Project description:Spinal cord injury (SCI) is currently incurable since treatments applied to clinic are limited to minimizing secondary complications and the mechanisms of injury-induced spinal cord damage are poorly understood. Zbtb38, also called CIBZ, is highly expressed in spinal cord and it functions as a negative regulator in SCI-induced apoptosis. We show here that Zbtb38 is downregulated under endoplasmic reticulum (ER) stress, which promotes ER stress-associated apoptosis in human bone marrow neuroblastoma cells. In the traumatic SCI mice, ER stress presented in injured spinal cord induced repression of Zbtb38 expression and triggered Zbtb38-mediated apoptosis. ChIP-QPCR analysis revealed that ATF4, an ER-stress inducible transcription factor, directly activated Zbtb38 transcription by binding to the Zbtb38 promoter. However, this binding was significantly reduced following SCI, leading to a sharp decrease in Zbtb38 expression.

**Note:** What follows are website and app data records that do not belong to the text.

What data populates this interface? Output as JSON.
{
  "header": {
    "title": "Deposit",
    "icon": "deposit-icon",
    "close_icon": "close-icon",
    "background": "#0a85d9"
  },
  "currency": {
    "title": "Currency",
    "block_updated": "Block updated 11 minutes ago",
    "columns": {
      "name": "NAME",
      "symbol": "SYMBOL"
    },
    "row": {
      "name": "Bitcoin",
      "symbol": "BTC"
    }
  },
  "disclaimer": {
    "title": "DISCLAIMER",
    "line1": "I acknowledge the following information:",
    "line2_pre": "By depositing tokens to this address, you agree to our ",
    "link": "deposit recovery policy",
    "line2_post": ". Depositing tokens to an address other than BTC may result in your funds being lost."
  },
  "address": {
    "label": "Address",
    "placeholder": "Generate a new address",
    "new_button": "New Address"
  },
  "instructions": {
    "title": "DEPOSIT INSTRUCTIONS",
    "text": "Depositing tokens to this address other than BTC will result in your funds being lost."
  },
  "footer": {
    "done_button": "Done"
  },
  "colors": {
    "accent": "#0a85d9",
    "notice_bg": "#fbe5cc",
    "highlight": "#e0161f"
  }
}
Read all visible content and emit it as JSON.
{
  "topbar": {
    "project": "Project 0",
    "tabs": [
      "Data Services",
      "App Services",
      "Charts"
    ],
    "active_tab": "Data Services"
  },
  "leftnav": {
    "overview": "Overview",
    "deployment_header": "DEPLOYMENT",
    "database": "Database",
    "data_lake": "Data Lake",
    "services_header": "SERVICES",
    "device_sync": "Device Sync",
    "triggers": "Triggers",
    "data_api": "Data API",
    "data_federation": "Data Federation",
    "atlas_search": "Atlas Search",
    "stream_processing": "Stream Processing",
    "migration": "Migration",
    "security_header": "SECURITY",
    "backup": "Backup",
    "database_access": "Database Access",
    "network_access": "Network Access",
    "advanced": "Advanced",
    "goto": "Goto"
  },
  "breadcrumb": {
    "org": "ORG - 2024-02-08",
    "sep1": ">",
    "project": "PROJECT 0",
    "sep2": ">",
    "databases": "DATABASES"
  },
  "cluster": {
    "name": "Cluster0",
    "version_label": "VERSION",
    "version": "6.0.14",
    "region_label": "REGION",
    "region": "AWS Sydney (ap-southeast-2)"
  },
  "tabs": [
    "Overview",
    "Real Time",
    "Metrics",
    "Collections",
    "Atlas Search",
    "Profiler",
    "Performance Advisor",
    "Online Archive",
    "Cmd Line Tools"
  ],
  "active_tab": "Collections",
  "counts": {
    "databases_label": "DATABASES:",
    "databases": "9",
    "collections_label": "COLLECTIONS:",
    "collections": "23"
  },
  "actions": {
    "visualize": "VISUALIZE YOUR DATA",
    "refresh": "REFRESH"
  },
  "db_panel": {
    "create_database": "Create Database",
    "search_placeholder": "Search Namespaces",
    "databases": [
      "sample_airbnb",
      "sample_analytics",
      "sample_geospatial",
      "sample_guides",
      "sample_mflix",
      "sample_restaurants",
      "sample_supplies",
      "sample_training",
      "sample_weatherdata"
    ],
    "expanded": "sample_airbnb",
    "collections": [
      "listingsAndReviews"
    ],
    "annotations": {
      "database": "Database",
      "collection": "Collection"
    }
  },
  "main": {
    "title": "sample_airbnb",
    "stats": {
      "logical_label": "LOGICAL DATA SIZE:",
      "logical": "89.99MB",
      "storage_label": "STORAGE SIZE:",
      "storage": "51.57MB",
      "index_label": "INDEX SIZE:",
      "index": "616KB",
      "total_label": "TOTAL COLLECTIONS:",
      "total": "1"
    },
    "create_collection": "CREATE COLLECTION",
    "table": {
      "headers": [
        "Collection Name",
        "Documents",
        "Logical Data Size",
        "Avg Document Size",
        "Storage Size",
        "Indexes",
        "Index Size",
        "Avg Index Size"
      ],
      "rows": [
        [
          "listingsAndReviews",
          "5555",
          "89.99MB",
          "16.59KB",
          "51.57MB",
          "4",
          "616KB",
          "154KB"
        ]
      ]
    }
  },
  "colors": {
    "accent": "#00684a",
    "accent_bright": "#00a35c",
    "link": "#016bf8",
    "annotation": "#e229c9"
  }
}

Restoring Zbtb38 function in injured spinal cord by injection of lentivirus containing Zbtb38 into SCI mice, significantly alleviated secondary damage of spinal cord with decreased ER stress-associated apoptosis and partially recovered spinal cord functions. These findings demonstrate that restoration of Zbtb38 expression can reduce secondary tissue damage after SCI, and suggest that a therapeutic strategy for targeting Zbtb38 may promote functional recovery of spinal cord for patients with SCI.